Inflation slows plan at Wrigley
Cubs still committed to build restaurant, museum and shops
By Bob Secter
Tribune staff reporter
Published August 23, 2006
Rising costs have delayed plans by the Chicago Cubs to begin construction this fall on a restaurant and parking garage facility adjacent to Wrigley Field, but the team remains committed to the project, a Cubs official said Tuesday.
The team unveiled plans for the building in 2001, when it also first said it wanted to expand the bleachers and make other ballpark improvements.
The plans called for a five-story multipurpose building, to be located just west of Wrigley Field, with 400 parking spaces, a restaurant, a museum, and retail shops above ground, as well as underground workout facilities for Cubs players.
Lengthy and sometimes contentious negotiations delayed the bleacher expansion work until last year. Work on the multipurpose structure was also held up in a dispute over ownership of the land on which the building would sit.
The land dispute was resolved with Tribune Co., which owns the Cubs and Wrigley Field, agreeing to buy the land from the city for $2.1 million. Tribune Co. also owns the Chicago Tribune.
The cost of the building was estimated at $30 million five years ago.
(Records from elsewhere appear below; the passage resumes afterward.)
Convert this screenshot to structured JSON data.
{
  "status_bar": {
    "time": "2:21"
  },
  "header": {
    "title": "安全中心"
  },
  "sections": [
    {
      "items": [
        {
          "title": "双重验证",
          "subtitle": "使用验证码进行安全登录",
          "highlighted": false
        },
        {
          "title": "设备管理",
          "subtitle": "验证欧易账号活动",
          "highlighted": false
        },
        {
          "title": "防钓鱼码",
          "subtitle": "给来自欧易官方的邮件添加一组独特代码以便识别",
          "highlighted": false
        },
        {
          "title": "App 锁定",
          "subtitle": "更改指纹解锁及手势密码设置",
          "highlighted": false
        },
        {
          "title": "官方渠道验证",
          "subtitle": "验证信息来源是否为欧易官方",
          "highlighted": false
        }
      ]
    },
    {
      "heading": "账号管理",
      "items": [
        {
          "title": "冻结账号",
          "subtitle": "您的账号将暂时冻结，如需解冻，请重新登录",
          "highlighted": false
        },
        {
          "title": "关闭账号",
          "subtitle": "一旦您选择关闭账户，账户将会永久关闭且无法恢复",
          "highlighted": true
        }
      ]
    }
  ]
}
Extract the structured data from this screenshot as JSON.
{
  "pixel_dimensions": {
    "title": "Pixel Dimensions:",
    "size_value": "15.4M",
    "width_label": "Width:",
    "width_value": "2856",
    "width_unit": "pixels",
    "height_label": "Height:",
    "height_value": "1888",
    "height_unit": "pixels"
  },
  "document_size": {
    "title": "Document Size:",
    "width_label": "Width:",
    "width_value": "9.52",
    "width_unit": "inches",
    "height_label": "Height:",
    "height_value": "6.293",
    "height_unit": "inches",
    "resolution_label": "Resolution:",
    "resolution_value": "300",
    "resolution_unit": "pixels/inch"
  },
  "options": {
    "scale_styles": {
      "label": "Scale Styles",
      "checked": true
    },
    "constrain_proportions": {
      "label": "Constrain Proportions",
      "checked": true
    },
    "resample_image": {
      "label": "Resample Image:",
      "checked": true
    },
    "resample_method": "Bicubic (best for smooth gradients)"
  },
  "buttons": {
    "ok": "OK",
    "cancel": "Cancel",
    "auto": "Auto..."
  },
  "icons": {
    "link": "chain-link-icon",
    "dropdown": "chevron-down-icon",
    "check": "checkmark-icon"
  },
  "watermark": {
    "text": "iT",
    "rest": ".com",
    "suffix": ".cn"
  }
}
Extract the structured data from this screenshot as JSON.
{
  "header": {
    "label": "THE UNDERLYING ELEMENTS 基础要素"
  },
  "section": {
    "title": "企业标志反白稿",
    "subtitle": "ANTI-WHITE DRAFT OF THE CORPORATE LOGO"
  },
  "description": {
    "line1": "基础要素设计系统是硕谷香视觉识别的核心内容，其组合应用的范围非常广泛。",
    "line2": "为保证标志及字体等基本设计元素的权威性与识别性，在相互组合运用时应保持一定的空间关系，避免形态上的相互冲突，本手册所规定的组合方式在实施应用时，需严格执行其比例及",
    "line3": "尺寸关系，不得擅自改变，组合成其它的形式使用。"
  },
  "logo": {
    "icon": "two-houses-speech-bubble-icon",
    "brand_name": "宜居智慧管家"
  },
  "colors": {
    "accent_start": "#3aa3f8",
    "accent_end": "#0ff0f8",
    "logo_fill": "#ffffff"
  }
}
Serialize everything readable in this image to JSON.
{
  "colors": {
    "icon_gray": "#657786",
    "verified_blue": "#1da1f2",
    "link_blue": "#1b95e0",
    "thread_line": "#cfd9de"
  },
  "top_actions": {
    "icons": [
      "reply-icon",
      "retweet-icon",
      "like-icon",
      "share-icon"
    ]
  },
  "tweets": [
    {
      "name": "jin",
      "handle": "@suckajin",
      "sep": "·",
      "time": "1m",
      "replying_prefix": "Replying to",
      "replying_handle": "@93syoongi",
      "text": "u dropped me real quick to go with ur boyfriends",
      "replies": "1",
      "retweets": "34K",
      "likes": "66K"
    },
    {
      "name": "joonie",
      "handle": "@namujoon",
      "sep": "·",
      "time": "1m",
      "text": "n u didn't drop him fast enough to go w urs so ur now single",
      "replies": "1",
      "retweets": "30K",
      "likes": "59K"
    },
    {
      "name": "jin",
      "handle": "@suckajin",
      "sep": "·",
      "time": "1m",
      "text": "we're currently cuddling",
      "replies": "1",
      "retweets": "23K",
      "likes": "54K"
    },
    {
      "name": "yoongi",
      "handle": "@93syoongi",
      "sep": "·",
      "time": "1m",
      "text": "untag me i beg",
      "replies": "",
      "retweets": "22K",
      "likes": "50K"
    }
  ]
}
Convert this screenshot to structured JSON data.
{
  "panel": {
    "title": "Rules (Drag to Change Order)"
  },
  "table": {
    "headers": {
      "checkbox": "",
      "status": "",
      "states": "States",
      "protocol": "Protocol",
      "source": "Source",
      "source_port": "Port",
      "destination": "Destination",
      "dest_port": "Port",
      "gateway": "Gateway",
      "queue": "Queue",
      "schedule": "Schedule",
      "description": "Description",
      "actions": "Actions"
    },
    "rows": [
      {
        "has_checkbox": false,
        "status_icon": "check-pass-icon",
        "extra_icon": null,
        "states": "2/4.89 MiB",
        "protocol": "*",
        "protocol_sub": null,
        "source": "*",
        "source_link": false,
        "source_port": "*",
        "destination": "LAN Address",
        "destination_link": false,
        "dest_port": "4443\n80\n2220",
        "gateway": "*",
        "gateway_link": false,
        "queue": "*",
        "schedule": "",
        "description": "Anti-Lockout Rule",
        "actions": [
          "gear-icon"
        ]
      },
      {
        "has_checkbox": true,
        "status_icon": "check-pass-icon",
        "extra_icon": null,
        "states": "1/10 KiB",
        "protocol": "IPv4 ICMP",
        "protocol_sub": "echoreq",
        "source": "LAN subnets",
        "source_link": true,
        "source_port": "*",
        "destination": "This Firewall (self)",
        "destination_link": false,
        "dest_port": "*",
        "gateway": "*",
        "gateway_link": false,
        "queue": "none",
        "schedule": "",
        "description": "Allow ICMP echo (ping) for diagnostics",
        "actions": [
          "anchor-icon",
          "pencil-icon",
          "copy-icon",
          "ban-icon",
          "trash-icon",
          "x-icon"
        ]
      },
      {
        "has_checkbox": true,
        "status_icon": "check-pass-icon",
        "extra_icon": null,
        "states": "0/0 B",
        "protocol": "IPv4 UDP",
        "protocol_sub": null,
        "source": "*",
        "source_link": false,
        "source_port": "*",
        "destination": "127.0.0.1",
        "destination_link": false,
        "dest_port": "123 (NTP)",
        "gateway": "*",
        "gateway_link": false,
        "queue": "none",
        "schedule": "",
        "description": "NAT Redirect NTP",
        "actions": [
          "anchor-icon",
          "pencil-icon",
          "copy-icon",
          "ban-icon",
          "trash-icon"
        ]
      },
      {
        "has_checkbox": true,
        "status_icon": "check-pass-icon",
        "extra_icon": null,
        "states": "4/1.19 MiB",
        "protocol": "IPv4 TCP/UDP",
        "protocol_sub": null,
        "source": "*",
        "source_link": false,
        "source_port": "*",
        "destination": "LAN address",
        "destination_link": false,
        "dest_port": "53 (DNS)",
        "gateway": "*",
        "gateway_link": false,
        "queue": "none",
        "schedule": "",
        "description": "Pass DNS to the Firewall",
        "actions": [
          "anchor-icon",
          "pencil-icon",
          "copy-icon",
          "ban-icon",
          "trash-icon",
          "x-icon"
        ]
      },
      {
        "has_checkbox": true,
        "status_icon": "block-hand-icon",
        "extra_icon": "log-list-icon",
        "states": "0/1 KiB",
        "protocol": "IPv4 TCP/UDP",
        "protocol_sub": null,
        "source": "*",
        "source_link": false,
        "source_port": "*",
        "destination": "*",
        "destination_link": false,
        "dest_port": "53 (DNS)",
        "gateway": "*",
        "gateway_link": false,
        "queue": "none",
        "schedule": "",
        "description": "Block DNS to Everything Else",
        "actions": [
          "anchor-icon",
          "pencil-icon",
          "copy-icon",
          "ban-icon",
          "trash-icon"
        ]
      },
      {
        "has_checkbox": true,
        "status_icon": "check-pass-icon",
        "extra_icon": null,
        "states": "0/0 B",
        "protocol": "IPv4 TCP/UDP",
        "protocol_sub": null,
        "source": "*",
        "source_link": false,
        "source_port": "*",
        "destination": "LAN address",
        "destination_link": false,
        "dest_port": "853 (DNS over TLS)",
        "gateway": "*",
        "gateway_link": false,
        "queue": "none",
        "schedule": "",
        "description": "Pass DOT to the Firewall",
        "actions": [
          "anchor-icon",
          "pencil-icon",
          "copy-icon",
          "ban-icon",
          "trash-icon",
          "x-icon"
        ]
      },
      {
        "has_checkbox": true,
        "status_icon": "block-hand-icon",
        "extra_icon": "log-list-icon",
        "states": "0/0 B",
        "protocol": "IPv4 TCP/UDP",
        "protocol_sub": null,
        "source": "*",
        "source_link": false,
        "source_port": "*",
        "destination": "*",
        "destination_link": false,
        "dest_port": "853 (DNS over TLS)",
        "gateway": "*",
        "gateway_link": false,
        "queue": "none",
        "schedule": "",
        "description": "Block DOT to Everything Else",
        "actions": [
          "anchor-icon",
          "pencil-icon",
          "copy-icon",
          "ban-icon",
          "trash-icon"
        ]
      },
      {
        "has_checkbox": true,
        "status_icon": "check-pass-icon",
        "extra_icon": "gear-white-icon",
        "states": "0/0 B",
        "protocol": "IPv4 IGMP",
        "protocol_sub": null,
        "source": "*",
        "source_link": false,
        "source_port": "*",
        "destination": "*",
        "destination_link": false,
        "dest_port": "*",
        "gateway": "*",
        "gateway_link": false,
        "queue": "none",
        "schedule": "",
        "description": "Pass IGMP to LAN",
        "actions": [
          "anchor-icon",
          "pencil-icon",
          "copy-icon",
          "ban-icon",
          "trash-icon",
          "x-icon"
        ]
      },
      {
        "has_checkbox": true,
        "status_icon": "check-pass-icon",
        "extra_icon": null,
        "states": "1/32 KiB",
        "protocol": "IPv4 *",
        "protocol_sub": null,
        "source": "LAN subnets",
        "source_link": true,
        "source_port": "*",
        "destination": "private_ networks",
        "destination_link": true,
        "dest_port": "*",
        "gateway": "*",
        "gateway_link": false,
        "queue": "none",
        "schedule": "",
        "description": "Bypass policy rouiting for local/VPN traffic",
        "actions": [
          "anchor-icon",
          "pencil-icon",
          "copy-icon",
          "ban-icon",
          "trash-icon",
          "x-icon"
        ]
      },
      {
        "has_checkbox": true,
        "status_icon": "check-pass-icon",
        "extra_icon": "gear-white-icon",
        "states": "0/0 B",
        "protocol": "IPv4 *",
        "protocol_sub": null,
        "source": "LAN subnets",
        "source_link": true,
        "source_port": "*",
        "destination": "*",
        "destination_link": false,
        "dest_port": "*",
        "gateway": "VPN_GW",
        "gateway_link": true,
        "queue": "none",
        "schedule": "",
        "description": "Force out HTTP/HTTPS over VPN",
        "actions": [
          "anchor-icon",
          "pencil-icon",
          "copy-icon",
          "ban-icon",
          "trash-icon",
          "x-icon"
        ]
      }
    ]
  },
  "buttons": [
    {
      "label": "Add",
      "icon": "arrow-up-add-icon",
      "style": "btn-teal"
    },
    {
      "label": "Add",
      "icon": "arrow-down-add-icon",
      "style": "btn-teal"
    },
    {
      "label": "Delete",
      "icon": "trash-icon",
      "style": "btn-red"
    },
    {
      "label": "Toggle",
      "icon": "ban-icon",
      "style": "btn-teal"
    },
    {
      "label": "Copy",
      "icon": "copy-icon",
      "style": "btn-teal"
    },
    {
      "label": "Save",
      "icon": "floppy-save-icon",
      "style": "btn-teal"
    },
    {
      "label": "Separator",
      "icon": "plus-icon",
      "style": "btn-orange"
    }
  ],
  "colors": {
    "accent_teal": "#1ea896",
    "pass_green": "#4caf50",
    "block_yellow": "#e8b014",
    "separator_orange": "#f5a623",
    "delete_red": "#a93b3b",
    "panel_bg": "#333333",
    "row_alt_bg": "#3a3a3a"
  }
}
Mike Lufrano, vice president of community relations for the Cubs, said that amount has risen substantially since then, but he declined to say how much.
"Like any construction project, costs are higher than they were five years ago," he said. "It has become apparent we won't be able to break ground in November as we hoped. But we very much recognize the project is an asset for the team and community, and we're talking with developers and potential partners about how to address the increase in costs."
Lufrano said restaurants and parking lot firms have expressed an interest in joining with the team in developing the project, but he declined to be specific. Construction should take about 18 months once under way, he said.
Ald. Tom Tunney (44th), whose ward includes the ballpark, said the team might sell naming rights to the new building to help pay for it.
"They've been working aggressively to find additional sources of revenue," Tunney said. "I can anticipate they're not going to get too much into next year without having a plan nailed down."
A surface parking lot with space for 200 cars now sits on the site of the proposed building, and the parking structure portion of the project will double the number of spaces now available. While that will ease congestion during game days, Tunney said it is even more important to help promote development of the Wrigleyville retail corridor during the off-season.